Steckler was assigned the task of tracking down Nazis and Nazi collaborators in the post-War period. In 1952 he was involved in a confrontation with Ukrainian Nationalists groups who had cooperated with the Nazis, including having helped to round up Jews to be sent to the concentration camps. During the fighting, Neil Hasiewicz, a judge and propagandist, was killed.

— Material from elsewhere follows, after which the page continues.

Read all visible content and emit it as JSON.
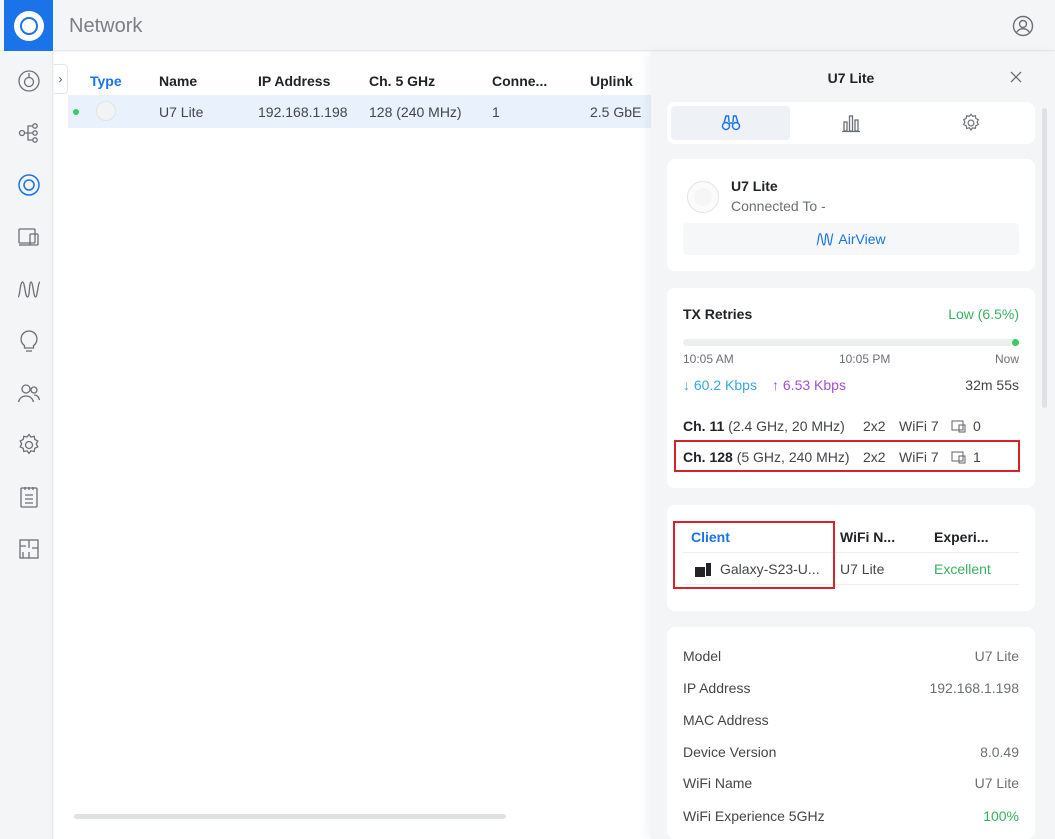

Steckler had previous fought against the Nazis in the Second World War, when he was injured in action. He has appeared in public ceremonies celebrating the defeat of Nazism, but Ukrainian ultra-Nationalists, who have frequently glorified Nazi collaborators and increasingly so in recent years, filed a complaint against Steckler for the assassination, which he does not deny. Unusually, this complaint appears to have been pursued.
Alex Tantzer, a Ukrainian Jew whose family was murdered by the Nazis, commented:“I do not know whether this is anti-Semitism or not. In Ukraine, there are occasional complaints from nationalist organizations, and it’s a shame that the authorities take it seriously … It’s a shame that the government in Ukraine does not stop these horrific things. Now when we celebrate victory over Nazi Germany, we are persecuting this Jew who fought against Nazis”.

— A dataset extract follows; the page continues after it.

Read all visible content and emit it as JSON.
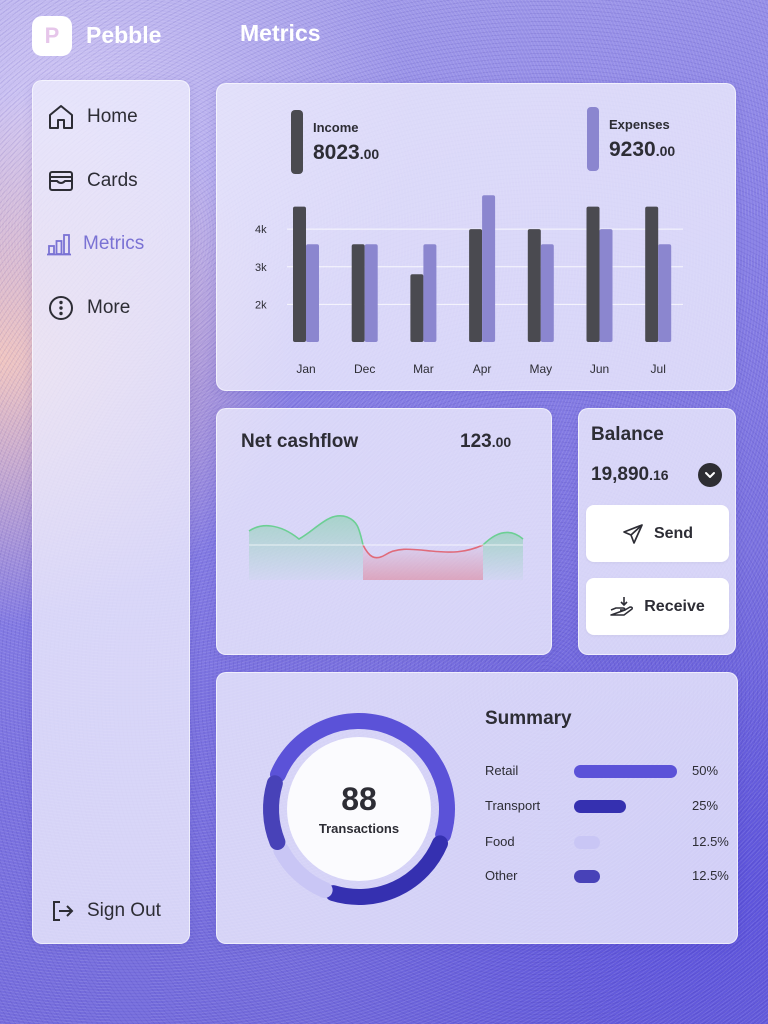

The prosecution of a Jewish War Hero who killed an acknowledged Nazi collaborator does appear to indicate a resurgence of antisemitism, particularly when it has been initiated by Nationalist groups who have no problem glorifying figures who murdered, or helped the Nazi to murder, Jews. In January, Ukrainian Nationalists chanted “Jews out” at a rally which memorialised a Nazi collaborator, and last August a street in Kiev was renamed to honour a Nazi collaborator who told his followers to “destroy” Jews.